Extracted material below:

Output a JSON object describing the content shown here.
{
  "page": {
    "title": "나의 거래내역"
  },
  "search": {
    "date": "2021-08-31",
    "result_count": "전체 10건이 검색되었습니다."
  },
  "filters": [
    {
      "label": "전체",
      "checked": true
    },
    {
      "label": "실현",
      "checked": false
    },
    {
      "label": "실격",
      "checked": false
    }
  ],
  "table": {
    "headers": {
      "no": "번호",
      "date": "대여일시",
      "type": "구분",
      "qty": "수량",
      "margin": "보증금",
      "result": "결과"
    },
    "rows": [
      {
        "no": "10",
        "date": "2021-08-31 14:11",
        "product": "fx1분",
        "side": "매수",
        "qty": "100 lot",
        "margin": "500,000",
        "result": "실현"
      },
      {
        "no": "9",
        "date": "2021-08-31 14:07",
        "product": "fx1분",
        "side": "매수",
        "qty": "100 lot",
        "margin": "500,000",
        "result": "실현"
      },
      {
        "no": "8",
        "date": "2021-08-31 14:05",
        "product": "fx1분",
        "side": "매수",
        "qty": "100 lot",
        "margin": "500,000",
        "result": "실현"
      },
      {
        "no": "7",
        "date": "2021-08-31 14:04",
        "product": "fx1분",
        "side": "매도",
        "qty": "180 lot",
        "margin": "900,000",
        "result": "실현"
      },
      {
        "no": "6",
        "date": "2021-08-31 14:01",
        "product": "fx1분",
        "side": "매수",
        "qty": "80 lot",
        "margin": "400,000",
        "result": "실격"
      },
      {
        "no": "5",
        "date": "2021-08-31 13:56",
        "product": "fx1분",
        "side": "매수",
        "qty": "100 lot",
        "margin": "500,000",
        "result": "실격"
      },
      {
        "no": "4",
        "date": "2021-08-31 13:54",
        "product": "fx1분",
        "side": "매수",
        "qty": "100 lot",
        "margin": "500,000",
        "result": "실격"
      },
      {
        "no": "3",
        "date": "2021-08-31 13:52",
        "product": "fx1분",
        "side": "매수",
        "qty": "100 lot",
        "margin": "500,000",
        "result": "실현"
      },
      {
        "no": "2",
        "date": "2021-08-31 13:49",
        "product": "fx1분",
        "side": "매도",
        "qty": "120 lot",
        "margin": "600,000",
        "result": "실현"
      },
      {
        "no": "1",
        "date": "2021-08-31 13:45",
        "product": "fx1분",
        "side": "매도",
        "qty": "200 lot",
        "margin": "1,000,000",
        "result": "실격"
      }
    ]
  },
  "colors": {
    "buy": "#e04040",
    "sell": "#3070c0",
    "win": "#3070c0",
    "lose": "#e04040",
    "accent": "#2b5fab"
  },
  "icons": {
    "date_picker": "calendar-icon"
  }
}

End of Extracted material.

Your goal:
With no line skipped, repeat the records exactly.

Problem solution:
Output a JSON object describing the content shown here.
{
  "page": {
    "title": "나의 거래내역"
  },
  "search": {
    "date": "2021-08-31",
    "result_count": "전체 10건이 검색되었습니다."
  },
  "filters": [
    {
      "label": "전체",
      "checked": true
    },
    {
      "label": "실현",
      "checked": false
    },
    {
      "label": "실격",
      "checked": false
    }
  ],
  "table": {
    "headers": {
      "no": "번호",
      "date": "대여일시",
      "type": "구분",
      "qty": "수량",
      "margin": "보증금",
      "result": "결과"
    },
    "rows": [
      {
        "no": "10",
        "date": "2021-08-31 14:11",
        "product": "fx1분",
        "side": "매수",
        "qty": "100 lot",
        "margin": "500,000",
        "result": "실현"
      },
      {
        "no": "9",
        "date": "2021-08-31 14:07",
        "product": "fx1분",
        "side": "매수",
        "qty": "100 lot",
        "margin": "500,000",
        "result": "실현"
      },
      {
        "no": "8",
        "date": "2021-08-31 14:05",
        "product": "fx1분",
        "side": "매수",
        "qty": "100 lot",
        "margin": "500,000",
        "result": "실현"
      },
      {
        "no": "7",
        "date": "2021-08-31 14:04",
        "product": "fx1분",
        "side": "매도",
        "qty": "180 lot",
        "margin": "900,000",
        "result": "실현"
      },
      {
        "no": "6",
        "date": "2021-08-31 14:01",
        "product": "fx1분",
        "side": "매수",
        "qty": "80 lot",
        "margin": "400,000",
        "result": "실격"
      },
      {
        "no": "5",
        "date": "2021-08-31 13:56",
        "product": "fx1분",
        "side": "매수",
        "qty": "100 lot",
        "margin": "500,000",
        "result": "실격"
      },
      {
        "no": "4",
        "date": "2021-08-31 13:54",
        "product": "fx1분",
        "side": "매수",
        "qty": "100 lot",
        "margin": "500,000",
        "result": "실격"
      },
      {
        "no": "3",
        "date": "2021-08-31 13:52",
        "product": "fx1분",
        "side": "매수",
        "qty": "100 lot",
        "margin": "500,000",
        "result": "실현"
      },
      {
        "no": "2",
        "date": "2021-08-31 13:49",
        "product": "fx1분",
        "side": "매도",
        "qty": "120 lot",
        "margin": "600,000",
        "result": "실현"
      },
      {
        "no": "1",
        "date": "2021-08-31 13:45",
        "product": "fx1분",
        "side": "매도",
        "qty": "200 lot",
        "margin": "1,000,000",
        "result": "실격"
      }
    ]
  },
  "colors": {
    "buy": "#e04040",
    "sell": "#3070c0",
    "win": "#3070c0",
    "lose": "#e04040",
    "accent": "#2b5fab"
  },
  "icons": {
    "date_picker": "calendar-icon"
  }
}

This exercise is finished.